=== Activity ===
Below are the records. Gather each line that holds "dati".
START Record extracts
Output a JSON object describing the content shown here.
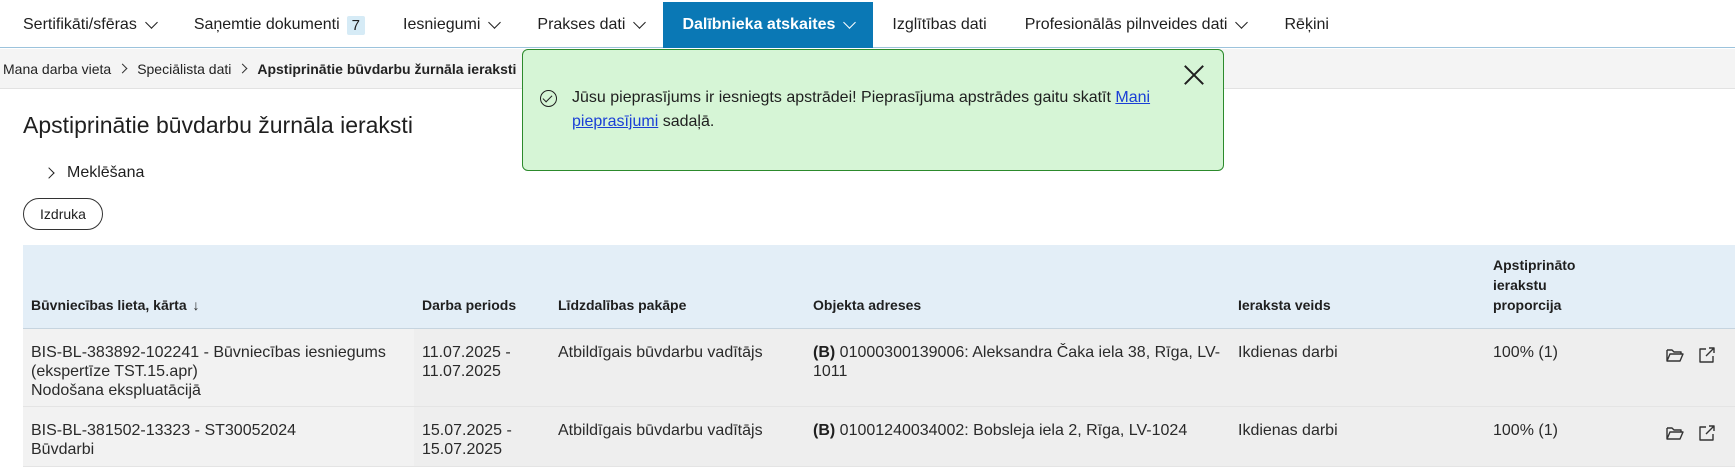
{
  "nav": {
    "items": [
      {
        "label": "Sertifikāti/sfēras",
        "dropdown": true
      },
      {
        "label": "Saņemtie dokumenti",
        "badge": "7"
      },
      {
        "label": "Iesniegumi",
        "dropdown": true
      },
      {
        "label": "Prakses dati",
        "dropdown": true
      },
      {
        "label": "Dalībnieka atskaites",
        "dropdown": true,
        "active": true
      },
      {
        "label": "Izglītības dati"
      },
      {
        "label": "Profesionālās pilnveides dati",
        "dropdown": true
      },
      {
        "label": "Rēķini"
      }
    ]
  },
  "breadcrumb": [
    "Mana darba vieta",
    "Speciālista dati",
    "Apstiprinātie būvdarbu žurnāla ieraksti"
  ],
  "toast": {
    "text_before": "Jūsu pieprasījums ir iesniegts apstrādei! Pieprasījuma apstrādes gaitu skatīt ",
    "link": "Mani pieprasījumi",
    "text_after": " sadaļā."
  },
  "page": {
    "title": "Apstiprinātie būvdarbu žurnāla ieraksti",
    "search_label": "Meklēšana",
    "print_label": "Izdruka"
  },
  "table": {
    "headers": {
      "case": "Būvniecības lieta, kārta",
      "sort_arrow": "↓",
      "period": "Darba periods",
      "role": "Līdzdalības pakāpe",
      "address": "Objekta adreses",
      "type": "Ieraksta veids",
      "ratio": [
        "Apstiprināto",
        "ierakstu",
        "proporcija"
      ]
    },
    "rows": [
      {
        "case": [
          "BIS-BL-383892-102241 - Būvniecības iesniegums",
          "(ekspertīze TST.15.apr)",
          "Nodošana ekspluatācijā"
        ],
        "period": [
          "11.07.2025 -",
          "11.07.2025"
        ],
        "role": "Atbildīgais būvdarbu vadītājs",
        "address_tag": "(B)",
        "address": [
          "01000300139006: Aleksandra Čaka iela 38, Rīga, LV-",
          "1011"
        ],
        "type": "Ikdienas darbi",
        "ratio": "100% (1)"
      },
      {
        "case": [
          "BIS-BL-381502-13323 - ST30052024",
          "Būvdarbi"
        ],
        "period": [
          "15.07.2025 -",
          "15.07.2025"
        ],
        "role": "Atbildīgais būvdarbu vadītājs",
        "address_tag": "(B)",
        "address": [
          "01001240034002: Bobsleja iela 2, Rīga, LV-1024"
        ],
        "type": "Ikdienas darbi",
        "ratio": "100% (1)"
      }
    ]
  },
  "icons": {
    "folder": "folder-open-icon",
    "external": "external-link-icon"
  },
  "colors": {
    "accent": "#0a78b5",
    "toast_bg": "#d6f5d6",
    "toast_border": "#2c8a2c",
    "table_header": "#e3eef7",
    "link": "#1a3fd6"
  }
}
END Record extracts
=== Output below ===
        "label": "Prakses dati",
        "label": "Izglītības dati"
        "label": "Profesionālās pilnveides dati",
    "Speciālista dati",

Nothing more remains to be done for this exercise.